Staying true to the album's namesake, the Yestet opens with the "The Decider," a track featuring audio clips from former President George W. Bush speech, famously giving himself the same title. The lyrical styling of emcee Rob Dz here, and elsewhere in the set again nods at the album title by borrowing a main component of one of the most politically debated styles of music. Bandleader/trombonist Joel Adams includes his arrangement of the church hymn "Holy, Holy, Holy," referencing yet another heated topic on the American political scene.
Adams' pen shows a lack of fear, as the album's overall stylistic spectrum goes from classical horn chorales on "Holy, Holy, Holy," and Thad Jones-style big band writing on "Solace," to the hip-hop groove behind emcee Rob Dz on "Domestic Tranquility." The trombonist's lengthy arrangements might be off-putting, as each extends beyond seven minutes; fortunately, his placement of soloists on the album creates a much-needed variety to keep it interesting. Pianist Dan Trudell's improvisations elevate "The Decider" and "Yo-Yo" in ways that written parts could not, and the same is true of guitarist Jeff Parker's solo work on "Domestic Tranquility" and "Peace Dance." In fact, "Holy, Holy, Holy" takes on a life of its own when the entire band freely improvises to close out the solo section.
Having an all-star team of musicians from the Chicago jazz scene would do the band no good were it not for Adams' tastefully intriguing compositions and arrangements. When the Chicago Yestet asks Jazz Is Politics? it seems the only answer is: yes.
Personnel: Joel Adams: composer, arranger, and trombone; Rob Dz: vocals and
lyrics; Pat Mallinger: alto and tenor saxophone; Scott Burns: tenor
saxophone; John Wojciechowski: tenor saxophone and bass clarinet;
Victor Garcia: trumpet and flugelhorn; Tito Carillo: trumpet and
flugelhorn; Tom Garling: trombone; Dan Trudell: piano; Jeff Parker:
guitar (1, 4, 7); Clark Sommers: bass; Dana Hall: drums.
I grew up listening to mainstream '70s rock then ended up on the staff at the college paper at San Diego State, and volunteered to review heavy metal LPs. My second semester, the music editor dropped a Fenton Robinson LP on my desk, Night Flight. You like metal; they play guitar--he plays guitar, the editor told me

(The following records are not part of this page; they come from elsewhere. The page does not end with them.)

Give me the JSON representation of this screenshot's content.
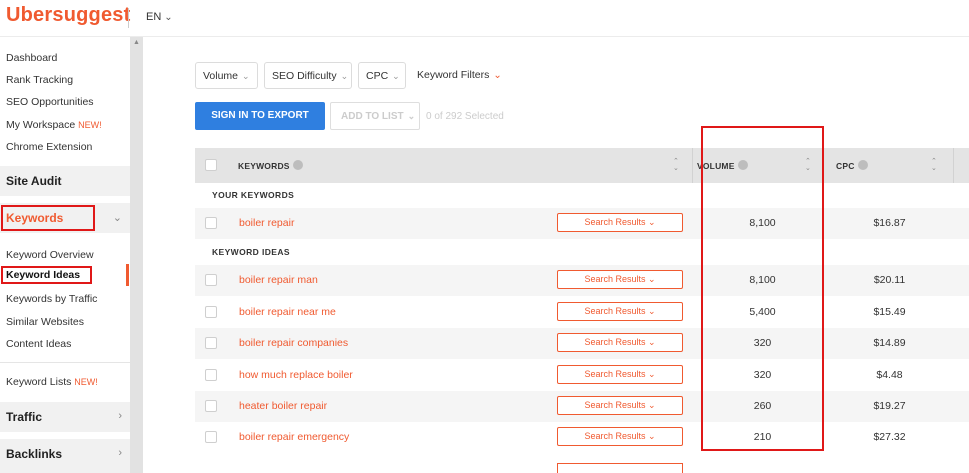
{
  "header": {
    "logo": "Ubersuggest",
    "language": "EN"
  },
  "sidebar": {
    "top_links": [
      {
        "label": "Dashboard"
      },
      {
        "label": "Rank Tracking"
      },
      {
        "label": "SEO Opportunities"
      },
      {
        "label": "My Workspace",
        "badge": "NEW!"
      },
      {
        "label": "Chrome Extension"
      }
    ],
    "sections": {
      "site_audit": "Site Audit",
      "keywords": "Keywords",
      "traffic": "Traffic",
      "backlinks": "Backlinks"
    },
    "keyword_links": [
      {
        "label": "Keyword Overview"
      },
      {
        "label": "Keyword Ideas",
        "active": true
      },
      {
        "label": "Keywords by Traffic"
      },
      {
        "label": "Similar Websites"
      },
      {
        "label": "Content Ideas"
      }
    ],
    "keyword_lists": {
      "label": "Keyword Lists",
      "badge": "NEW!"
    }
  },
  "filters": {
    "volume": "Volume",
    "seo_difficulty": "SEO Difficulty",
    "cpc": "CPC",
    "keyword_filters": "Keyword Filters"
  },
  "actions": {
    "sign_in_export": "SIGN IN TO EXPORT",
    "add_to_list": "ADD TO LIST",
    "selected": "0 of 292 Selected"
  },
  "table": {
    "headers": {
      "keywords": "KEYWORDS",
      "volume": "VOLUME",
      "cpc": "CPC"
    },
    "your_keywords_label": "YOUR KEYWORDS",
    "keyword_ideas_label": "KEYWORD IDEAS",
    "search_results_label": "Search Results",
    "your_keywords": [
      {
        "keyword": "boiler repair",
        "volume": "8,100",
        "cpc": "$16.87"
      }
    ],
    "keyword_ideas": [
      {
        "keyword": "boiler repair man",
        "volume": "8,100",
        "cpc": "$20.11"
      },
      {
        "keyword": "boiler repair near me",
        "volume": "5,400",
        "cpc": "$15.49"
      },
      {
        "keyword": "boiler repair companies",
        "volume": "320",
        "cpc": "$14.89"
      },
      {
        "keyword": "how much replace boiler",
        "volume": "320",
        "cpc": "$4.48"
      },
      {
        "keyword": "heater boiler repair",
        "volume": "260",
        "cpc": "$19.27"
      },
      {
        "keyword": "boiler repair emergency",
        "volume": "210",
        "cpc": "$27.32"
      }
    ]
  },
  "colors": {
    "brand": "#f05a30",
    "primary_button": "#2f7fe0",
    "highlight_box": "#e01818"
  }
}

I grew up listening to mainstream '70s rock then ended up on the staff at the college paper at San Diego State, and volunteered to review heavy metal LPs. My second semester, the music editor dropped a Fenton Robinson LP on my desk, Night Flight. You like metal; they play guitar--he plays guitar, the editor told me. If we don't run a review, Alligator Records is going to stop servicing us.

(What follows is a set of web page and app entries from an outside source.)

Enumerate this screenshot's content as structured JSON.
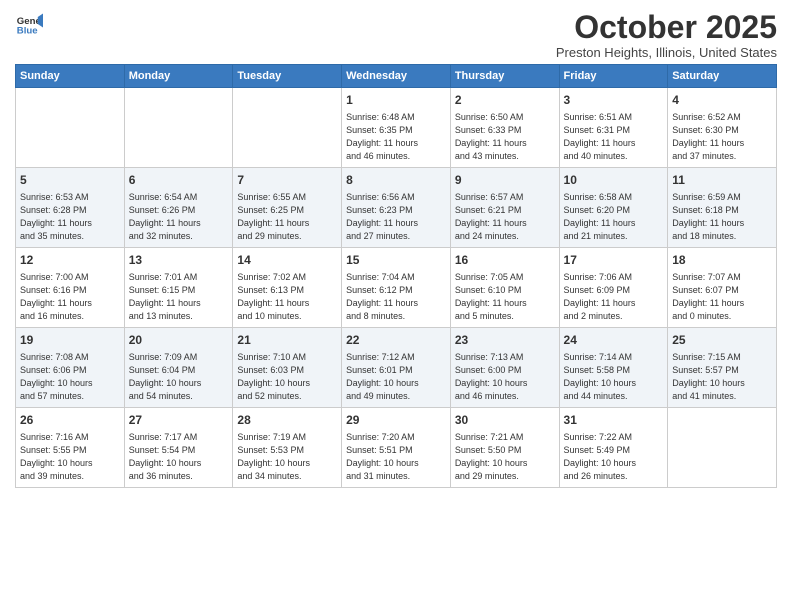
{
  "header": {
    "logo_line1": "General",
    "logo_line2": "Blue",
    "month": "October 2025",
    "location": "Preston Heights, Illinois, United States"
  },
  "weekdays": [
    "Sunday",
    "Monday",
    "Tuesday",
    "Wednesday",
    "Thursday",
    "Friday",
    "Saturday"
  ],
  "weeks": [
    [
      {
        "day": "",
        "info": ""
      },
      {
        "day": "",
        "info": ""
      },
      {
        "day": "",
        "info": ""
      },
      {
        "day": "1",
        "info": "Sunrise: 6:48 AM\nSunset: 6:35 PM\nDaylight: 11 hours\nand 46 minutes."
      },
      {
        "day": "2",
        "info": "Sunrise: 6:50 AM\nSunset: 6:33 PM\nDaylight: 11 hours\nand 43 minutes."
      },
      {
        "day": "3",
        "info": "Sunrise: 6:51 AM\nSunset: 6:31 PM\nDaylight: 11 hours\nand 40 minutes."
      },
      {
        "day": "4",
        "info": "Sunrise: 6:52 AM\nSunset: 6:30 PM\nDaylight: 11 hours\nand 37 minutes."
      }
    ],
    [
      {
        "day": "5",
        "info": "Sunrise: 6:53 AM\nSunset: 6:28 PM\nDaylight: 11 hours\nand 35 minutes."
      },
      {
        "day": "6",
        "info": "Sunrise: 6:54 AM\nSunset: 6:26 PM\nDaylight: 11 hours\nand 32 minutes."
      },
      {
        "day": "7",
        "info": "Sunrise: 6:55 AM\nSunset: 6:25 PM\nDaylight: 11 hours\nand 29 minutes."
      },
      {
        "day": "8",
        "info": "Sunrise: 6:56 AM\nSunset: 6:23 PM\nDaylight: 11 hours\nand 27 minutes."
      },
      {
        "day": "9",
        "info": "Sunrise: 6:57 AM\nSunset: 6:21 PM\nDaylight: 11 hours\nand 24 minutes."
      },
      {
        "day": "10",
        "info": "Sunrise: 6:58 AM\nSunset: 6:20 PM\nDaylight: 11 hours\nand 21 minutes."
      },
      {
        "day": "11",
        "info": "Sunrise: 6:59 AM\nSunset: 6:18 PM\nDaylight: 11 hours\nand 18 minutes."
      }
    ],
    [
      {
        "day": "12",
        "info": "Sunrise: 7:00 AM\nSunset: 6:16 PM\nDaylight: 11 hours\nand 16 minutes."
      },
      {
        "day": "13",
        "info": "Sunrise: 7:01 AM\nSunset: 6:15 PM\nDaylight: 11 hours\nand 13 minutes."
      },
      {
        "day": "14",
        "info": "Sunrise: 7:02 AM\nSunset: 6:13 PM\nDaylight: 11 hours\nand 10 minutes."
      },
      {
        "day": "15",
        "info": "Sunrise: 7:04 AM\nSunset: 6:12 PM\nDaylight: 11 hours\nand 8 minutes."
      },
      {
        "day": "16",
        "info": "Sunrise: 7:05 AM\nSunset: 6:10 PM\nDaylight: 11 hours\nand 5 minutes."
      },
      {
        "day": "17",
        "info": "Sunrise: 7:06 AM\nSunset: 6:09 PM\nDaylight: 11 hours\nand 2 minutes."
      },
      {
        "day": "18",
        "info": "Sunrise: 7:07 AM\nSunset: 6:07 PM\nDaylight: 11 hours\nand 0 minutes."
      }
    ],
    [
      {
        "day": "19",
        "info": "Sunrise: 7:08 AM\nSunset: 6:06 PM\nDaylight: 10 hours\nand 57 minutes."
      },
      {
        "day": "20",
        "info": "Sunrise: 7:09 AM\nSunset: 6:04 PM\nDaylight: 10 hours\nand 54 minutes."
      },
      {
        "day": "21",
        "info": "Sunrise: 7:10 AM\nSunset: 6:03 PM\nDaylight: 10 hours\nand 52 minutes."
      },
      {
        "day": "22",
        "info": "Sunrise: 7:12 AM\nSunset: 6:01 PM\nDaylight: 10 hours\nand 49 minutes."
      },
      {
        "day": "23",
        "info": "Sunrise: 7:13 AM\nSunset: 6:00 PM\nDaylight: 10 hours\nand 46 minutes."
      },
      {
        "day": "24",
        "info": "Sunrise: 7:14 AM\nSunset: 5:58 PM\nDaylight: 10 hours\nand 44 minutes."
      },
      {
        "day": "25",
        "info": "Sunrise: 7:15 AM\nSunset: 5:57 PM\nDaylight: 10 hours\nand 41 minutes."
      }
    ],
    [
      {
        "day": "26",
        "info": "Sunrise: 7:16 AM\nSunset: 5:55 PM\nDaylight: 10 hours\nand 39 minutes."
      },
      {
        "day": "27",
        "info": "Sunrise: 7:17 AM\nSunset: 5:54 PM\nDaylight: 10 hours\nand 36 minutes."
      },
      {
        "day": "28",
        "info": "Sunrise: 7:19 AM\nSunset: 5:53 PM\nDaylight: 10 hours\nand 34 minutes."
      },
      {
        "day": "29",
        "info": "Sunrise: 7:20 AM\nSunset: 5:51 PM\nDaylight: 10 hours\nand 31 minutes."
      },
      {
        "day": "30",
        "info": "Sunrise: 7:21 AM\nSunset: 5:50 PM\nDaylight: 10 hours\nand 29 minutes."
      },
      {
        "day": "31",
        "info": "Sunrise: 7:22 AM\nSunset: 5:49 PM\nDaylight: 10 hours\nand 26 minutes."
      },
      {
        "day": "",
        "info": ""
      }
    ]
  ]
}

Night Flight opened up a whole new world for me--the blues led me, inevitably, to Basie, who led to Duke, who led to Mingus, who led to Miles, who led to ...